15th August, 2023
In remembrance of their son and brother, Zackari Muhammed, the family of the late former Nigerian head of state, General Murtala Muhammed, has expressed profound discontent with the prosecution of murder trials in Nigeria
27-year-old Zackari Muhammed, a finance graduate of the University of Canterbury in Kent, met a tragic end in Abuja on August 13, 1993. He was fatally shot.
Dr. Aisha Muhammed-Oyebode made the family’s position known at the 30th anniversary of Zakari Muhammed’s untimely death, held in Lagos at the weekend.
Muhammed-Oyebode lamented that “Precisely three decades ago, the life of our cherished brother was cut short. Even though the perpetrators were positively identified, all efforts to prosecute the case failed during the preliminary investigation and arraignment phase.”
Recalling the distressing circumstances surrounding Zackari’s tragic demise, Muhammed-Oyebode criticised the case’s management, stating that, “the entire procedure was shrouded in confusion, and the ultimate conclusion was a glaring miscarriage of justice.”
She suggested that, “to put a stop to similar development in the future, a Legislation that protects the rights of victims, a law that reflects the spirit of our nation should be enacted for Nigerians.”

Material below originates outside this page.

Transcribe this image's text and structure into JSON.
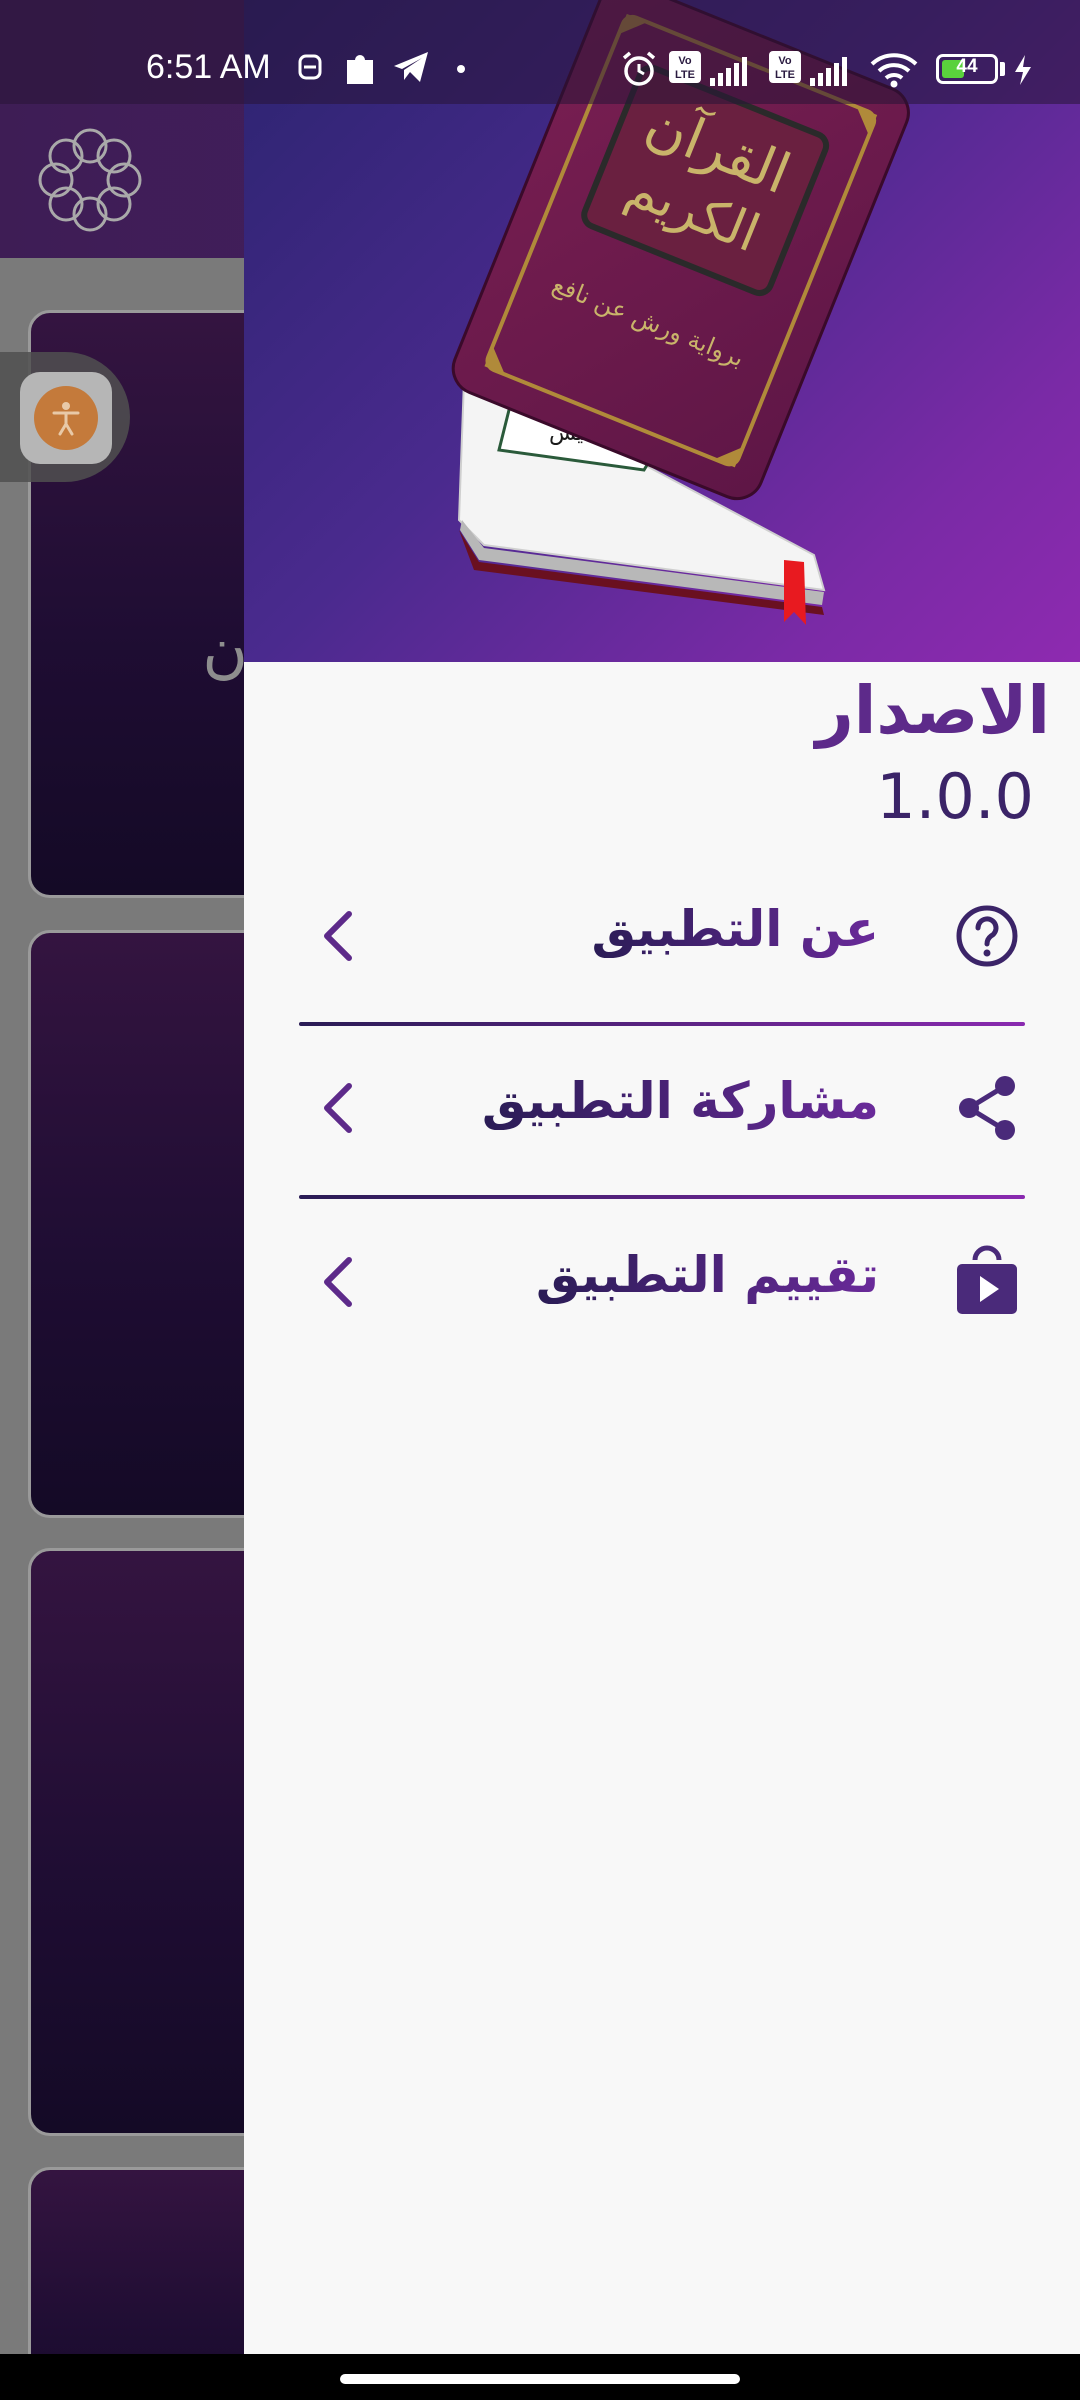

According to her, “the establishment of such a legal framework will guarantee comprehensive protection for victims throughout the complex corridors of the criminal justice system. As we observe this solemn anniversary, we beseech our federal legislators to champion the passage of laws based on the principles of victims’ rights.”
Muhammed-Oyebode emphasised that these legislative measures “will unequivocally secure the rights of victims across the spectrum of criminal cases. On a global scale, victims’ rights are recognised as an essential component of human rights.”
She noted that, “the United Nations adopted the Declaration of the Basic Principles of Justice for victims of crimes and abuse of power as early as 1985. The time has arrived for Nigeria to adopt a victim-centric legal paradigm.”
Muhammed-Oyebode, highlighting the repercussions of ignoring such legislation, emphasised that “in the absence of this essential legal framework, unresolved crimes will continue to proliferate, fostering an environment conducive to unlawful killings and impunity.
“In cases where lives are unjustly taken, such as in murder cases, the rights of not only the immediate victim but also the secondary victims must be strengthened by providing them with the legal means to pursue justice and ensuring a fair trial.”